[[ MATERIAL TO PROCESS open ]]

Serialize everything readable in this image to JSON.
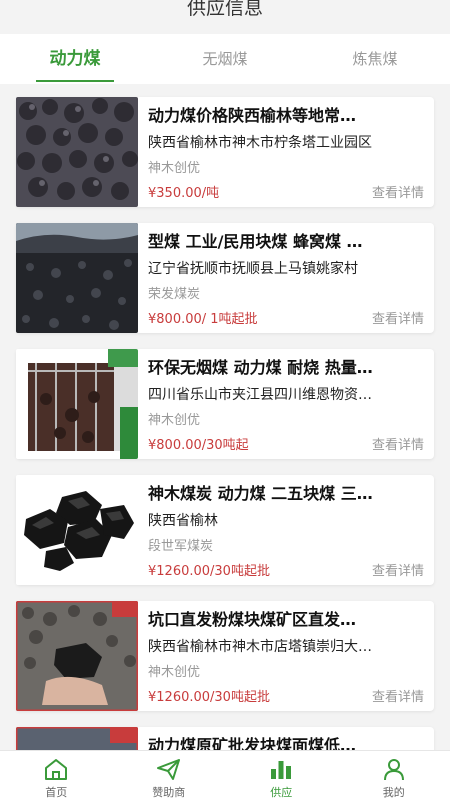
{
  "header": {
    "title": "供应信息"
  },
  "tabs": [
    {
      "label": "动力煤",
      "active": true
    },
    {
      "label": "无烟煤",
      "active": false
    },
    {
      "label": "炼焦煤",
      "active": false
    }
  ],
  "items": [
    {
      "name": "动力煤价格陕西榆林等地常…",
      "address": "陕西省榆林市神木市柠条塔工业园区",
      "company": "神木创优",
      "price": "¥350.00/吨",
      "detail": "查看详情"
    },
    {
      "name": "型煤 工业/民用块煤 蜂窝煤 …",
      "address": "辽宁省抚顺市抚顺县上马镇姚家村",
      "company": "荣发煤炭",
      "price": "¥800.00/ 1吨起批",
      "detail": "查看详情"
    },
    {
      "name": "环保无烟煤 动力煤 耐烧 热量…",
      "address": "四川省乐山市夹江县四川维恩物资…",
      "company": "神木创优",
      "price": "¥800.00/30吨起",
      "detail": "查看详情"
    },
    {
      "name": "神木煤炭 动力煤 二五块煤 三…",
      "address": "陕西省榆林",
      "company": "段世军煤炭",
      "price": "¥1260.00/30吨起批",
      "detail": "查看详情"
    },
    {
      "name": "坑口直发粉煤块煤矿区直发…",
      "address": "陕西省榆林市神木市店塔镇崇归大…",
      "company": "神木创优",
      "price": "¥1260.00/30吨起批",
      "detail": "查看详情"
    },
    {
      "name": "动力煤原矿批发块煤面煤低…",
      "address": "",
      "company": "",
      "price": "",
      "detail": ""
    }
  ],
  "nav": [
    {
      "label": "首页",
      "icon": "home-icon"
    },
    {
      "label": "赞助商",
      "icon": "paper-plane-icon"
    },
    {
      "label": "供应",
      "icon": "bar-chart-icon",
      "active": true
    },
    {
      "label": "我的",
      "icon": "user-icon"
    }
  ],
  "colors": {
    "accent": "#3a9a3a",
    "price": "#c83c3c"
  }
}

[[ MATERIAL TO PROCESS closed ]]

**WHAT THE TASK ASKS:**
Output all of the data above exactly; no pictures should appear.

**WRITTEN RESPONSE:**
Serialize everything readable in this image to JSON.
{
  "header": {
    "title": "供应信息"
  },
  "tabs": [
    {
      "label": "动力煤",
      "active": true
    },
    {
      "label": "无烟煤",
      "active": false
    },
    {
      "label": "炼焦煤",
      "active": false
    }
  ],
  "items": [
    {
      "name": "动力煤价格陕西榆林等地常…",
      "address": "陕西省榆林市神木市柠条塔工业园区",
      "company": "神木创优",
      "price": "¥350.00/吨",
      "detail": "查看详情"
    },
    {
      "name": "型煤 工业/民用块煤 蜂窝煤 …",
      "address": "辽宁省抚顺市抚顺县上马镇姚家村",
      "company": "荣发煤炭",
      "price": "¥800.00/ 1吨起批",
      "detail": "查看详情"
    },
    {
      "name": "环保无烟煤 动力煤 耐烧 热量…",
      "address": "四川省乐山市夹江县四川维恩物资…",
      "company": "神木创优",
      "price": "¥800.00/30吨起",
      "detail": "查看详情"
    },
    {
      "name": "神木煤炭 动力煤 二五块煤 三…",
      "address": "陕西省榆林",
      "company": "段世军煤炭",
      "price": "¥1260.00/30吨起批",
      "detail": "查看详情"
    },
    {
      "name": "坑口直发粉煤块煤矿区直发…",
      "address": "陕西省榆林市神木市店塔镇崇归大…",
      "company": "神木创优",
      "price": "¥1260.00/30吨起批",
      "detail": "查看详情"
    },
    {
      "name": "动力煤原矿批发块煤面煤低…",
      "address": "",
      "company": "",
      "price": "",
      "detail": ""
    }
  ],
  "nav": [
    {
      "label": "首页",
      "icon": "home-icon"
    },
    {
      "label": "赞助商",
      "icon": "paper-plane-icon"
    },
    {
      "label": "供应",
      "icon": "bar-chart-icon",
      "active": true
    },
    {
      "label": "我的",
      "icon": "user-icon"
    }
  ],
  "colors": {
    "accent": "#3a9a3a",
    "price": "#c83c3c"
  }
}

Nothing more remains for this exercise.